Dr Kate Lister invited five contributors to share their diverse, profound and often heartbreaking personal experiences of sex work, with each reflecting upon how the stigma of sex work can have a significant impact on sex workers’ mental health, on their place in society and on their physical safety. The result is a series of unique perspectives that question the political and societal reluctance to legitimise sex work and how it might better protect those who are the most vulnerable.
Unstable. Predatory. Risk takers. Dr Adrienne Macartney sheds stark light on the hostile and negative assumptions faced by trans sex workers.
In care at four, on the streets at nine, Charmaine has had a traumatic journey to reach life as it is now: no drugs, no sex work, looking after her mum, and enjoying her grandchildren. Here she writes honestly about her past.
When campaigners filmed secretly in the club where she worked, exotic dancer Ella Smith felt frightened and degraded. Here she speaks out about the attack on her livelihood.
Sex workers who report crimes against them can face a “what do you expect?” attitude. But one organisation is working to protect vulnerable people in the sex industry.
About the contributors
Dr Kate Lister
Dr Kate Lister is a lecturer at Leeds Trinity University, where she researches the history of sexuality and curates Whores of Yore, a project exploring the history of sexuality.

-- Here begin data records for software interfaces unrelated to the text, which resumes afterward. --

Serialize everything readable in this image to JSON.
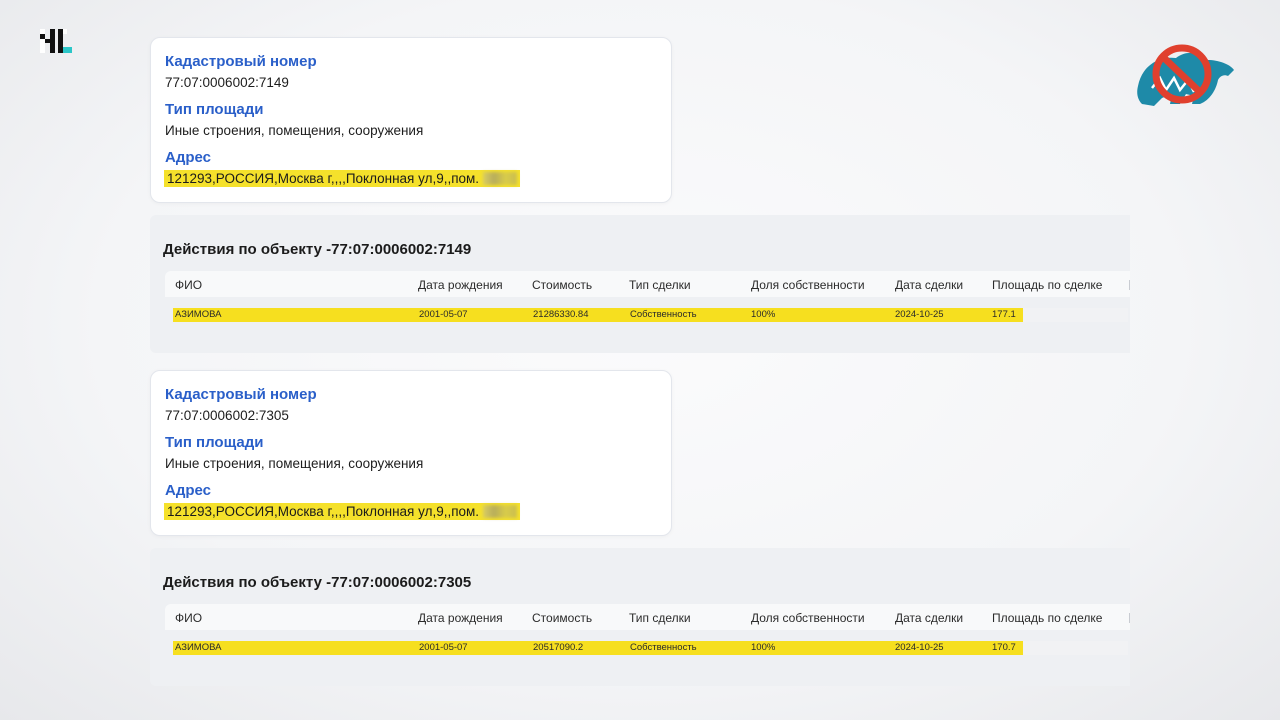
{
  "objects": [
    {
      "card": {
        "cadastral_label": "Кадастровый номер",
        "cadastral_value": "77:07:0006002:7149",
        "area_type_label": "Тип площади",
        "area_type_value": "Иные строения, помещения, сооружения",
        "address_label": "Адрес",
        "address_value": "121293,РОССИЯ,Москва г,,,,Поклонная ул,9,,пом."
      },
      "actions": {
        "title": "Действия по объекту -77:07:0006002:7149",
        "row": {
          "fio": "АЗИМОВА",
          "birth": "2001-05-07",
          "cost": "21286330.84",
          "deal_type": "Собственность",
          "share": "100%",
          "deal_date": "2024-10-25",
          "area": "177.1"
        }
      }
    },
    {
      "card": {
        "cadastral_label": "Кадастровый номер",
        "cadastral_value": "77:07:0006002:7305",
        "area_type_label": "Тип площади",
        "area_type_value": "Иные строения, помещения, сооружения",
        "address_label": "Адрес",
        "address_value": "121293,РОССИЯ,Москва г,,,,Поклонная ул,9,,пом."
      },
      "actions": {
        "title": "Действия по объекту -77:07:0006002:7305",
        "row": {
          "fio": "АЗИМОВА",
          "birth": "2001-05-07",
          "cost": "20517090.2",
          "deal_type": "Собственность",
          "share": "100%",
          "deal_date": "2024-10-25",
          "area": "170.7"
        }
      }
    }
  ],
  "table_columns": {
    "fio": "ФИО",
    "birth": "Дата рождения",
    "cost": "Стоимость",
    "deal_type": "Тип сделки",
    "share": "Доля собственности",
    "deal_date": "Дата сделки",
    "area": "Площадь по сделке"
  },
  "colors": {
    "label_blue": "#2a5fc9",
    "highlight_yellow": "#f6df1f",
    "logo_red": "#e0402e",
    "logo_teal": "#1e8aa8"
  },
  "icons": {
    "top_left": "channel-logo-icon",
    "top_right": "crossed-out-bear-logo-icon"
  }
}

Jessa Fairbrother is a visual artist using photography, performance and stitch. Her long-term investigations revolve around subjects of yearning and the porous body. Her work is held in numerous private and public collections worldwide, including Tate Britain, the V&A, the Yale Center for British Art and the Museum of Fine Art, Houston. Her work is represented by the Photographers’ Gallery, London and AnzenbergerGallery, Vienna. She is also a QEST (Queen Elizabeth Scholarship Trust) scholar.